A medical detox professional also can use detox medications to help ease withdrawal symptom as well as slowly and safely taper down Vicodin usage, replacing it with substitute opioids like methadone or Suboxone and then tapering down those as well.
After completing detox, the next part of Vicodin addiction treatment is ongoing care in an inpatient or outpatient addiction recovery treatment program. Inpatient treatment involves living on-site at a treatment center for the duration of the program and is generally the most beneficial choice for those with more severe addictions, a history of relapse, and people who also would benefit from 24/7 access to medical and therapeutic services.
In outpatient treatment, the client lives at home or a sober living home and travels to the facility for therapy sessions and medical check-ins. This is a good option for people who are still in the early stages of addiction with a strong outside support system who do not require the same intensive level of care as inpatient treatment.

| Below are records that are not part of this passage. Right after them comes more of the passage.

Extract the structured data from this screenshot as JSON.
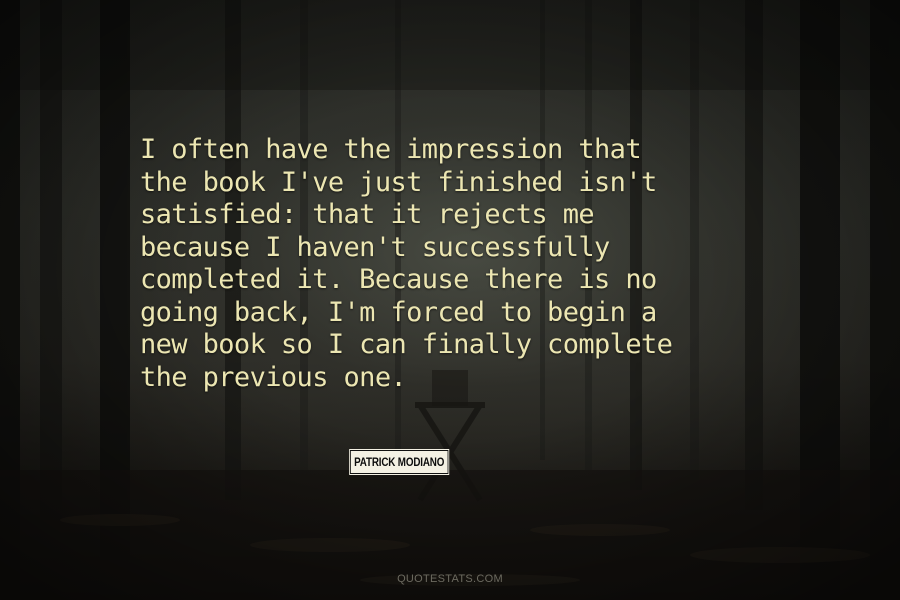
{
  "quote": {
    "lines": [
      "I often have the impression that",
      "the book I've just finished isn't",
      "satisfied: that it rejects me",
      "because I haven't successfully",
      "completed it. Because there is no",
      "going back, I'm forced to begin a",
      "new book so I can finally complete",
      "the previous one."
    ]
  },
  "author": "PATRICK MODIANO",
  "watermark": "QUOTESTATS.COM",
  "colors": {
    "quote_text": "#ece6b2",
    "background": "#2a2924"
  }
}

Throughout an addiction rehabilitation treatment program, clients will be given the therapeutic tools and treatments needed to help them address the physical and psychological aspects of addiction. They can better understand the issues at the root of their Vicodin addiction and from there be able to better manage it and maintain long-term sobriety.
A client will generally work with their therapist to create a treatment plan that is customized to meet their specific needs.
Not only does Vicodin have the same risks of addiction and overdose as other opioids, but it also has the added element of acetaminophen. This means that when people abuse Vicodin, they’re actually abusing two drugs in tandem: hydrocodone and acetaminophen, which at first might not seem like that big of a deal. After all, acetaminophen is available under the brand name Tylenol as an over-the-counter pain reliever in basically any grocery or convenience store.
However, though it may be surprising to hear, you’re actually more likely to overdose on the acetaminophen in Vicodin before taking enough to overdose on the opioids.
The line between a medically effective dose of acetaminophen and a toxic one that can trigger an overdose is extremely thin.
If someone is showing the signs of a Vicodin overdose, emergency medical services must be sought immediately to avoid death as well as potentially permanent damage to the brain and major organs.
While Vicodin overdoses are typically treated with the opioid overdose reversal drug Narcan, the medication will not have an effect on the acetaminophen poisoning.
If you or a loved one is struggling with an addiction to Vicodin, things can often feel hopeless or like there’s nowhere to go for help. But there is both help and hope available at Arete Recovery.
We offer the full continuum of care, providing a seamless transition from medical detox to ongoing treatment, with our professional, compassionate team of doctors and staff by your side every step of the way.
Call (855) 781-9939 now to speak with one of our specialists, who are on-call 24/7 to answer any questions you might have as well as provide you with a free and confidential consultation to help find the treatment program that’s right for you or your loved one. You can also contact us online to learn more.
Centers for Disease Control and Prevention. (2017, August 01). Prescription Opioid Overdose Data. Retrieved from https://www.cdc.gov/drugoverdose/data/overdose.html
Manuele, J. (2016, October 7). Acetaminophen Overdose: What You Need to Know. Retrieved from https://www.healthline.com/health/acetaminophen-overdose
National Institute on Drug Abuse. (2018, August). Overdose Death Rates. Retrieved from https://www.drugabuse.gov/related-topics/trends-statistics/overdose-death-rates